  • Distribution of Anglophones
  • Size of schools, especially in the regions
  • Declining enrollment
  • Actual population of English language schools
distinctiveness
Distinctiveness
  • Graduation rates and retention rates
  • Integration of students with special needs
  • Parental involvement (QFHSA etc)
  • Centres of Excellence; Centres of Expertise
  • Community Learning Centres
  • Access to research and resources from English-speaking world
diversity
Diversity
  • Population in English-language schools comes from a variety of cultural communities
  • English-language school boards function differently
    • More bottom up, less hierarchical
    • Less expensively administered
  • The need to produce bilingual graduates has produced a variety of language-teaching programs, even within one school board
distribution of resources
Distribution of resources
  • Per capita funding leads to equality, not equity (although particular factors influence this)
  • Large amounts of available money are pooled for common access (e.g. LEARN)
  • Dependence on Canada-Québec entente funding for minority language groups
decision making
Decision making
  • Anglophones are often geographically far from where decisions are made
  • Local solutions for local needs
  • Flexibility and adaptability
  • Innovation and creativity
  • Cooperation and collaboration
slide12

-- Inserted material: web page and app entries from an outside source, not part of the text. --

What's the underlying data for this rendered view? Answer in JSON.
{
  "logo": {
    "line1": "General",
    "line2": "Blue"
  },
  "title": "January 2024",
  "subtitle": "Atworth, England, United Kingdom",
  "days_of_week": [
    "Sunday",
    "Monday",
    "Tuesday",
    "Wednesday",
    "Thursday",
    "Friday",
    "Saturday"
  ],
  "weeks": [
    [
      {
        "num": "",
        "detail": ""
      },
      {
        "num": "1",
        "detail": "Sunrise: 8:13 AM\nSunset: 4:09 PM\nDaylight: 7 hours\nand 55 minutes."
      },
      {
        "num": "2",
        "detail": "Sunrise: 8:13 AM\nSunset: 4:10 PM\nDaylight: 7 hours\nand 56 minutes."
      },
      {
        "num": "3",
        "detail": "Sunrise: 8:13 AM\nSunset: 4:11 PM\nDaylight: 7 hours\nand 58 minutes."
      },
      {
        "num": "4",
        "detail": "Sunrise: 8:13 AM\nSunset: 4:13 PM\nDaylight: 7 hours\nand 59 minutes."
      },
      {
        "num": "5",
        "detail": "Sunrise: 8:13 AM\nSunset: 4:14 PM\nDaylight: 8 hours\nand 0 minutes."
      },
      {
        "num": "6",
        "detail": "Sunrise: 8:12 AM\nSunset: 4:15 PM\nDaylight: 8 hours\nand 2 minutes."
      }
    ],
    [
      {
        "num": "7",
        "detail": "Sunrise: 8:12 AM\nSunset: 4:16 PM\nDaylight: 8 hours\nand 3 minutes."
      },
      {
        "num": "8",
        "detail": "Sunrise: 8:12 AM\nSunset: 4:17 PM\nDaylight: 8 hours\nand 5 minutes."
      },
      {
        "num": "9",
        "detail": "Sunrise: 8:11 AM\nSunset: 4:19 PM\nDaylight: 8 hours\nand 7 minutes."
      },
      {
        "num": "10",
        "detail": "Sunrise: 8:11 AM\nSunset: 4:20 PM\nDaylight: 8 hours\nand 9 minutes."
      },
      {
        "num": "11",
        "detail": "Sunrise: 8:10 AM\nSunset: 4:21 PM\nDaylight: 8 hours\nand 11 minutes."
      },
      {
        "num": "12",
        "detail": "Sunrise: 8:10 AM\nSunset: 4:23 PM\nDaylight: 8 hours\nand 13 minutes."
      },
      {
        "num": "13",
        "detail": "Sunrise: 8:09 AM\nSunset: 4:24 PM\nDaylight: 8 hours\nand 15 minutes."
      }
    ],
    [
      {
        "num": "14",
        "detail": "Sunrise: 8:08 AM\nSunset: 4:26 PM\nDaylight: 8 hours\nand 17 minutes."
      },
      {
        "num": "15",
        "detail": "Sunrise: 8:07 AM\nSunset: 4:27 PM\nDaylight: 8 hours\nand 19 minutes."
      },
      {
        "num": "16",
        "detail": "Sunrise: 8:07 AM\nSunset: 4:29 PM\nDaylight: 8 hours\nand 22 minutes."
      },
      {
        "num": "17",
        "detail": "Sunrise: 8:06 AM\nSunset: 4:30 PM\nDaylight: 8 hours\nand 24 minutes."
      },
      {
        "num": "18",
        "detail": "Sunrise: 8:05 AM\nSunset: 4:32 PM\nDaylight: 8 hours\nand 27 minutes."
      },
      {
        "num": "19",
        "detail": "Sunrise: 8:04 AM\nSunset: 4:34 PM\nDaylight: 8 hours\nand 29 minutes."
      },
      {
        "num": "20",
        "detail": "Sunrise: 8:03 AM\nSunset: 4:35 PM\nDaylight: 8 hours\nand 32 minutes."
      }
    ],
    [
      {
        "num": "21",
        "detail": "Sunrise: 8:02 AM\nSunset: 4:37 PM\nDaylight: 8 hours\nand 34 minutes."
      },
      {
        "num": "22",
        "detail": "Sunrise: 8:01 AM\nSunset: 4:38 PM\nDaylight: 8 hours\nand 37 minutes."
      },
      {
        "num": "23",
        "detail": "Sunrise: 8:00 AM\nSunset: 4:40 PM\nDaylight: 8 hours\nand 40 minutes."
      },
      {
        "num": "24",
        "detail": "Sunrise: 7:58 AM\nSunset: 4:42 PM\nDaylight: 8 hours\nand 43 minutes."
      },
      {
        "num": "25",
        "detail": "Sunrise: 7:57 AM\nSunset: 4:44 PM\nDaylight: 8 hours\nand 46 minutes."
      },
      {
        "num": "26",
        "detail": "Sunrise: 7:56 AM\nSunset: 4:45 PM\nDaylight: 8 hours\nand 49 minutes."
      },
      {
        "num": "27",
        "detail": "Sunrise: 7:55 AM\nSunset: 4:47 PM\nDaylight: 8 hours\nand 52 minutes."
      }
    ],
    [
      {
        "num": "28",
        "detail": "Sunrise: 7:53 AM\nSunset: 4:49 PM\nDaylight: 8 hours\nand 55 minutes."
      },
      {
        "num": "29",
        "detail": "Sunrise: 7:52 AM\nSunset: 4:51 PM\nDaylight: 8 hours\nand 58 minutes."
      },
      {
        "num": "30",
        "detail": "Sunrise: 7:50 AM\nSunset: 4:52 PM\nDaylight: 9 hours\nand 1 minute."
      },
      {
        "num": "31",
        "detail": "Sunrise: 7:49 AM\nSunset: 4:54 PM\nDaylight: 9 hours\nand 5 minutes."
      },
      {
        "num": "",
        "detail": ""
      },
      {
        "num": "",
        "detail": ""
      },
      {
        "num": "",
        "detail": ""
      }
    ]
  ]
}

“The small size and low density of the English-speaking population mean that all stakeholders must cooperate, rather than work in isolation from each other, to serve the population more efficiently and effectively. Collaboration and dialogue among the stakeholders is needed to identify clearly mutual problems and to identify or provide the appropriate agencies to solve the problems.” (ABEE, 2010)

finally

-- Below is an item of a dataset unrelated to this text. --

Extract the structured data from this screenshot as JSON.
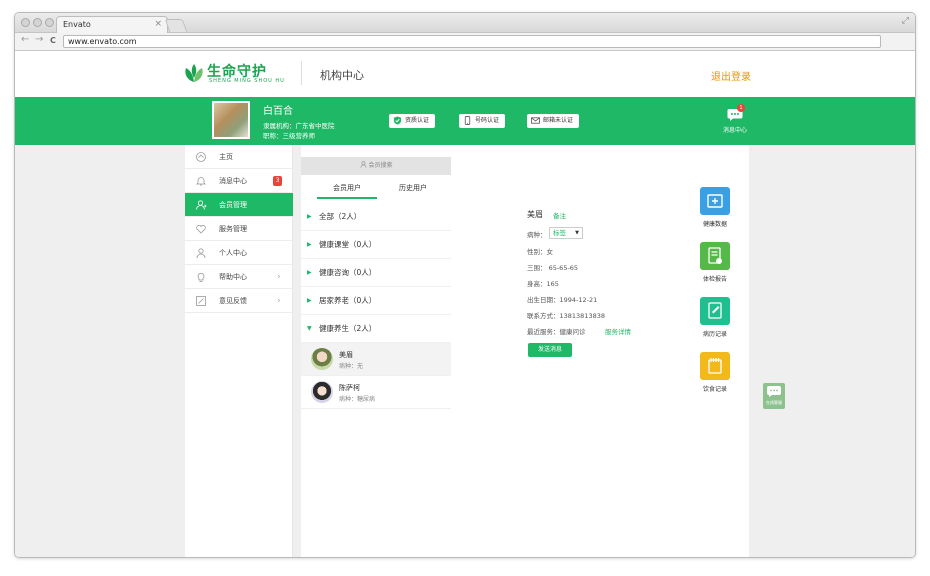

Finally:
  • An important message from this work is that a holistic approach is needed to meet student needs in a remote location. This means getting the right leaders and staff, be it for a short or long duration, working hard to make the school a hub for the community and a highly valued and supported community institution, and finding ways to engage students and allowing them to succeed by measures far broader than academic performance, be it attendance, participation, or readiness for work or further education. A successful remote school is not an end point, but an ongoing journey which requires resilience and a willingness to changeby the principal, teachers, students, and the wider community.
  • (Western Australia Department of Education, 2011)